What is needed is an exact copy of every record below.

Web page and app entries
- Opening Delimiter -
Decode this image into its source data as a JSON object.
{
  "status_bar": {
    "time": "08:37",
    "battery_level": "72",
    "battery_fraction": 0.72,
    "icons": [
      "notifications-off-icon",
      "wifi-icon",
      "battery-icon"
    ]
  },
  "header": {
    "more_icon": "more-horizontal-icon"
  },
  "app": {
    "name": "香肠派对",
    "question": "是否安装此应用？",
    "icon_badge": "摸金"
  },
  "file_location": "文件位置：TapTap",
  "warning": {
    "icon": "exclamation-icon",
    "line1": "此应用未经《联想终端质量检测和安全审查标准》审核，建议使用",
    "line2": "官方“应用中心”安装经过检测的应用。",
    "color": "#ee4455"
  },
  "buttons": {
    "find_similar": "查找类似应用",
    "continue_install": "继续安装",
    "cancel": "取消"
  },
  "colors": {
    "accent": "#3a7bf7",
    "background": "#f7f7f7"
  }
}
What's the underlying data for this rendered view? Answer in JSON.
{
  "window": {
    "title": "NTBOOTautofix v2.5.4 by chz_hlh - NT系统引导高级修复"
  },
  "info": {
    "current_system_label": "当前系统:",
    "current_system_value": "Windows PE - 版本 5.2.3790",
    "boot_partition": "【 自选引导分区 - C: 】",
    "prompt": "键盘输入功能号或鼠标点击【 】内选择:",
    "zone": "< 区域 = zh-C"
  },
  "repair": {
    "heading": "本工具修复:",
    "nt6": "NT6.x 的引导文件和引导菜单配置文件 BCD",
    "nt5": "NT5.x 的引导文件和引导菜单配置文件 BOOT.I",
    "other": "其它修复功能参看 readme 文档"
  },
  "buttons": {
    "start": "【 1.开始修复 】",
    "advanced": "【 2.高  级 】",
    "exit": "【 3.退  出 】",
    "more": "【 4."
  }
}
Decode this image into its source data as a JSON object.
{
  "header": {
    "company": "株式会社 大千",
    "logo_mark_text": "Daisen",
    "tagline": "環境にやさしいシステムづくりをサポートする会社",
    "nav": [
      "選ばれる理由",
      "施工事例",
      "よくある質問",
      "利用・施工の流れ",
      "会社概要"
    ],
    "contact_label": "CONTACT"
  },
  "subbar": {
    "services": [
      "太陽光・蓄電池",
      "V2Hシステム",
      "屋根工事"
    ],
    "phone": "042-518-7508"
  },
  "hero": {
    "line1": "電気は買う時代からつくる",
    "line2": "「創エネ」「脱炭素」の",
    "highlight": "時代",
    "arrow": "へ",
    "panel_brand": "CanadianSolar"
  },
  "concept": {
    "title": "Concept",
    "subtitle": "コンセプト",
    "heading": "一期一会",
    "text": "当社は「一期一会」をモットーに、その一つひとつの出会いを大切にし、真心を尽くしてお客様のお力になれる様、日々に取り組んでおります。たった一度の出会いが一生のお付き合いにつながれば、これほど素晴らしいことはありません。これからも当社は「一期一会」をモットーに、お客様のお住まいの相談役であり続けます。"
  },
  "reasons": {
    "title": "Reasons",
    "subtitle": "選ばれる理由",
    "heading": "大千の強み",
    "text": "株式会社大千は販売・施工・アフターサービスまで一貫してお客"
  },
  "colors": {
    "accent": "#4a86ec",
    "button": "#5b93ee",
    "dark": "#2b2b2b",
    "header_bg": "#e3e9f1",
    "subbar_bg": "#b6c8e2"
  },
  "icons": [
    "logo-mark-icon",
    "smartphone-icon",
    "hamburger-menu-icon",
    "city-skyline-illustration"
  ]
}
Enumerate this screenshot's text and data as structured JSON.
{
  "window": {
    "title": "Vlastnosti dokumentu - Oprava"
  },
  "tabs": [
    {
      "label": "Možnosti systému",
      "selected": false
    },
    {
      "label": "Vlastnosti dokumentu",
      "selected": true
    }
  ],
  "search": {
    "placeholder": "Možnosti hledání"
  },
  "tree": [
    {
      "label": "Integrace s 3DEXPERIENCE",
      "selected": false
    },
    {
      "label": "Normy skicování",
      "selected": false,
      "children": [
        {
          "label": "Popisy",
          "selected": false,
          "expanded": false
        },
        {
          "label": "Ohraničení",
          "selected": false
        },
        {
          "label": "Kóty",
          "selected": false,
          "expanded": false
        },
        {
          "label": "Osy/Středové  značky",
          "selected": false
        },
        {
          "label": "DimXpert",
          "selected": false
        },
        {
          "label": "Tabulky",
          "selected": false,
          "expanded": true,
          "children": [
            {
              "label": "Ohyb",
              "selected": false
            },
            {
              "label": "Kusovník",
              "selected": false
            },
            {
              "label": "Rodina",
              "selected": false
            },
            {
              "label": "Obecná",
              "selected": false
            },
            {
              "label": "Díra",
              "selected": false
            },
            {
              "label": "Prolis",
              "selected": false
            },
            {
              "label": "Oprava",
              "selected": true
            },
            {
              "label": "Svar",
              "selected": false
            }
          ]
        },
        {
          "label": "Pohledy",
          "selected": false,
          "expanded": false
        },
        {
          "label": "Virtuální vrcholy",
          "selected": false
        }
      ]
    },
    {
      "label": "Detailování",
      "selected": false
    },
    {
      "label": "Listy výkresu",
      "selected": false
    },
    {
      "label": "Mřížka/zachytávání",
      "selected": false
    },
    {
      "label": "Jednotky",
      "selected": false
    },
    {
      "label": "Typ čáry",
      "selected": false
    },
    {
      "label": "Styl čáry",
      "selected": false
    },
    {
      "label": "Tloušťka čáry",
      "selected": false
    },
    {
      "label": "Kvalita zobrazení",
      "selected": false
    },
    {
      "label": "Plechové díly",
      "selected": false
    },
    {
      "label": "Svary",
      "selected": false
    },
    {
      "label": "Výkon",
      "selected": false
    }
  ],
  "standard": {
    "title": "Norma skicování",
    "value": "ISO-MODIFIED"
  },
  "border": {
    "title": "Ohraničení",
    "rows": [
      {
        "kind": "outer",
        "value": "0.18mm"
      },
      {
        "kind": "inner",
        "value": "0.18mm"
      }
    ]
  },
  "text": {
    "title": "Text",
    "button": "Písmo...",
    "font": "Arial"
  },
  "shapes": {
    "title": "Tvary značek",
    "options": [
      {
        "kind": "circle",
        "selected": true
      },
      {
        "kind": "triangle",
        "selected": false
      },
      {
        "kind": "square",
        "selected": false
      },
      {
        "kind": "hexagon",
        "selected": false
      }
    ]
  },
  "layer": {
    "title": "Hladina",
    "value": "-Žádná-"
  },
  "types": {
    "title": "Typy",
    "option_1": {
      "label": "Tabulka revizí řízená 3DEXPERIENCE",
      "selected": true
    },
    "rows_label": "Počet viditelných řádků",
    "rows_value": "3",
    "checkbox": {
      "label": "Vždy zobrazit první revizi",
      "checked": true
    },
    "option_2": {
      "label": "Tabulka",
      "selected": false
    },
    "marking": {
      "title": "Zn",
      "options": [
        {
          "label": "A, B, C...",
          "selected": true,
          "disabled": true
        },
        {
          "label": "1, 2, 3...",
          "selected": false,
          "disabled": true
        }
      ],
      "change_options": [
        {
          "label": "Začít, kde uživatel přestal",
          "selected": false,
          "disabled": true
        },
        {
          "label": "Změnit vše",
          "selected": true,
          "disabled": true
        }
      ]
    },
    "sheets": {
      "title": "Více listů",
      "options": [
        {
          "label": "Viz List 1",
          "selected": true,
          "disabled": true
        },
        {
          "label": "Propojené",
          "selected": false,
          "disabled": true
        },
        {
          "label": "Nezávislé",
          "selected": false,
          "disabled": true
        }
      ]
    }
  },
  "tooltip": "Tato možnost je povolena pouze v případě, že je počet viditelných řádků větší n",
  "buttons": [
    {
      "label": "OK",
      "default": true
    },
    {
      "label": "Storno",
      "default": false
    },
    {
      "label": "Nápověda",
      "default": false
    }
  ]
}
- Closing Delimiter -
EXERCISE RESULT:
Decode this image into its source data as a JSON object.
{
  "status_bar": {
    "time": "08:37",
    "battery_level": "72",
    "battery_fraction": 0.72,
    "icons": [
      "notifications-off-icon",
      "wifi-icon",
      "battery-icon"
    ]
  },
  "header": {
    "more_icon": "more-horizontal-icon"
  },
  "app": {
    "name": "香肠派对",
    "question": "是否安装此应用？",
    "icon_badge": "摸金"
  },
  "file_location": "文件位置：TapTap",
  "warning": {
    "icon": "exclamation-icon",
    "line1": "此应用未经《联想终端质量检测和安全审查标准》审核，建议使用",
    "line2": "官方“应用中心”安装经过检测的应用。",
    "color": "#ee4455"
  },
  "buttons": {
    "find_similar": "查找类似应用",
    "continue_install": "继续安装",
    "cancel": "取消"
  },
  "colors": {
    "accent": "#3a7bf7",
    "background": "#f7f7f7"
  }
}
What's the underlying data for this rendered view? Answer in JSON.
{
  "window": {
    "title": "NTBOOTautofix v2.5.4 by chz_hlh - NT系统引导高级修复"
  },
  "info": {
    "current_system_label": "当前系统:",
    "current_system_value": "Windows PE - 版本 5.2.3790",
    "boot_partition": "【 自选引导分区 - C: 】",
    "prompt": "键盘输入功能号或鼠标点击【 】内选择:",
    "zone": "< 区域 = zh-C"
  },
  "repair": {
    "heading": "本工具修复:",
    "nt6": "NT6.x 的引导文件和引导菜单配置文件 BCD",
    "nt5": "NT5.x 的引导文件和引导菜单配置文件 BOOT.I",
    "other": "其它修复功能参看 readme 文档"
  },
  "buttons": {
    "start": "【 1.开始修复 】",
    "advanced": "【 2.高  级 】",
    "exit": "【 3.退  出 】",
    "more": "【 4."
  }
}
Decode this image into its source data as a JSON object.
{
  "header": {
    "company": "株式会社 大千",
    "logo_mark_text": "Daisen",
    "tagline": "環境にやさしいシステムづくりをサポートする会社",
    "nav": [
      "選ばれる理由",
      "施工事例",
      "よくある質問",
      "利用・施工の流れ",
      "会社概要"
    ],
    "contact_label": "CONTACT"
  },
  "subbar": {
    "services": [
      "太陽光・蓄電池",
      "V2Hシステム",
      "屋根工事"
    ],
    "phone": "042-518-7508"
  },
  "hero": {
    "line1": "電気は買う時代からつくる",
    "line2": "「創エネ」「脱炭素」の",
    "highlight": "時代",
    "arrow": "へ",
    "panel_brand": "CanadianSolar"
  },
  "concept": {
    "title": "Concept",
    "subtitle": "コンセプト",
    "heading": "一期一会",
    "text": "当社は「一期一会」をモットーに、その一つひとつの出会いを大切にし、真心を尽くしてお客様のお力になれる様、日々に取り組んでおります。たった一度の出会いが一生のお付き合いにつながれば、これほど素晴らしいことはありません。これからも当社は「一期一会」をモットーに、お客様のお住まいの相談役であり続けます。"
  },
  "reasons": {
    "title": "Reasons",
    "subtitle": "選ばれる理由",
    "heading": "大千の強み",
    "text": "株式会社大千は販売・施工・アフターサービスまで一貫してお客"
  },
  "colors": {
    "accent": "#4a86ec",
    "button": "#5b93ee",
    "dark": "#2b2b2b",
    "header_bg": "#e3e9f1",
    "subbar_bg": "#b6c8e2"
  },
  "icons": [
    "logo-mark-icon",
    "smartphone-icon",
    "hamburger-menu-icon",
    "city-skyline-illustration"
  ]
}
Enumerate this screenshot's text and data as structured JSON.
{
  "window": {
    "title": "Vlastnosti dokumentu - Oprava"
  },
  "tabs": [
    {
      "label": "Možnosti systému",
      "selected": false
    },
    {
      "label": "Vlastnosti dokumentu",
      "selected": true
    }
  ],
  "search": {
    "placeholder": "Možnosti hledání"
  },
  "tree": [
    {
      "label": "Integrace s 3DEXPERIENCE",
      "selected": false
    },
    {
      "label": "Normy skicování",
      "selected": false,
      "children": [
        {
          "label": "Popisy",
          "selected": false,
          "expanded": false
        },
        {
          "label": "Ohraničení",
          "selected": false
        },
        {
          "label": "Kóty",
          "selected": false,
          "expanded": false
        },
        {
          "label": "Osy/Středové  značky",
          "selected": false
        },
        {
          "label": "DimXpert",
          "selected": false
        },
        {
          "label": "Tabulky",
          "selected": false,
          "expanded": true,
          "children": [
            {
              "label": "Ohyb",
              "selected": false
            },
            {
              "label": "Kusovník",
              "selected": false
            },
            {
              "label": "Rodina",
              "selected": false
            },
            {
              "label": "Obecná",
              "selected": false
            },
            {
              "label": "Díra",
              "selected": false
            },
            {
              "label": "Prolis",
              "selected": false
            },
            {
              "label": "Oprava",
              "selected": true
            },
            {
              "label": "Svar",
              "selected": false
            }
          ]
        },
        {
          "label": "Pohledy",
          "selected": false,
          "expanded": false
        },
        {
          "label": "Virtuální vrcholy",
          "selected": false
        }
      ]
    },
    {
      "label": "Detailování",
      "selected": false
    },
    {
      "label": "Listy výkresu",
      "selected": false
    },
    {
      "label": "Mřížka/zachytávání",
      "selected": false
    },
    {
      "label": "Jednotky",
      "selected": false
    },
    {
      "label": "Typ čáry",
      "selected": false
    },
    {
      "label": "Styl čáry",
      "selected": false
    },
    {
      "label": "Tloušťka čáry",
      "selected": false
    },
    {
      "label": "Kvalita zobrazení",
      "selected": false
    },
    {
      "label": "Plechové díly",
      "selected": false
    },
    {
      "label": "Svary",
      "selected": false
    },
    {
      "label": "Výkon",
      "selected": false
    }
  ],
  "standard": {
    "title": "Norma skicování",
    "value": "ISO-MODIFIED"
  },
  "border": {
    "title": "Ohraničení",
    "rows": [
      {
        "kind": "outer",
        "value": "0.18mm"
      },
      {
        "kind": "inner",
        "value": "0.18mm"
      }
    ]
  },
  "text": {
    "title": "Text",
    "button": "Písmo...",
    "font": "Arial"
  },
  "shapes": {
    "title": "Tvary značek",
    "options": [
      {
        "kind": "circle",
        "selected": true
      },
      {
        "kind": "triangle",
        "selected": false
      },
      {
        "kind": "square",
        "selected": false
      },
      {
        "kind": "hexagon",
        "selected": false
      }
    ]
  },
  "layer": {
    "title": "Hladina",
    "value": "-Žádná-"
  },
  "types": {
    "title": "Typy",
    "option_1": {
      "label": "Tabulka revizí řízená 3DEXPERIENCE",
      "selected": true
    },
    "rows_label": "Počet viditelných řádků",
    "rows_value": "3",
    "checkbox": {
      "label": "Vždy zobrazit první revizi",
      "checked": true
    },
    "option_2": {
      "label": "Tabulka",
      "selected": false
    },
    "marking": {
      "title": "Zn",
      "options": [
        {
          "label": "A, B, C...",
          "selected": true,
          "disabled": true
        },
        {
          "label": "1, 2, 3...",
          "selected": false,
          "disabled": true
        }
      ],
      "change_options": [
        {
          "label": "Začít, kde uživatel přestal",
          "selected": false,
          "disabled": true
        },
        {
          "label": "Změnit vše",
          "selected": true,
          "disabled": true
        }
      ]
    },
    "sheets": {
      "title": "Více listů",
      "options": [
        {
          "label": "Viz List 1",
          "selected": true,
          "disabled": true
        },
        {
          "label": "Propojené",
          "selected": false,
          "disabled": true
        },
        {
          "label": "Nezávislé",
          "selected": false,
          "disabled": true
        }
      ]
    }
  },
  "tooltip": "Tato možnost je povolena pouze v případě, že je počet viditelných řádků větší n",
  "buttons": [
    {
      "label": "OK",
      "default": true
    },
    {
      "label": "Storno",
      "default": false
    },
    {
      "label": "Nápověda",
      "default": false
    }
  ]
}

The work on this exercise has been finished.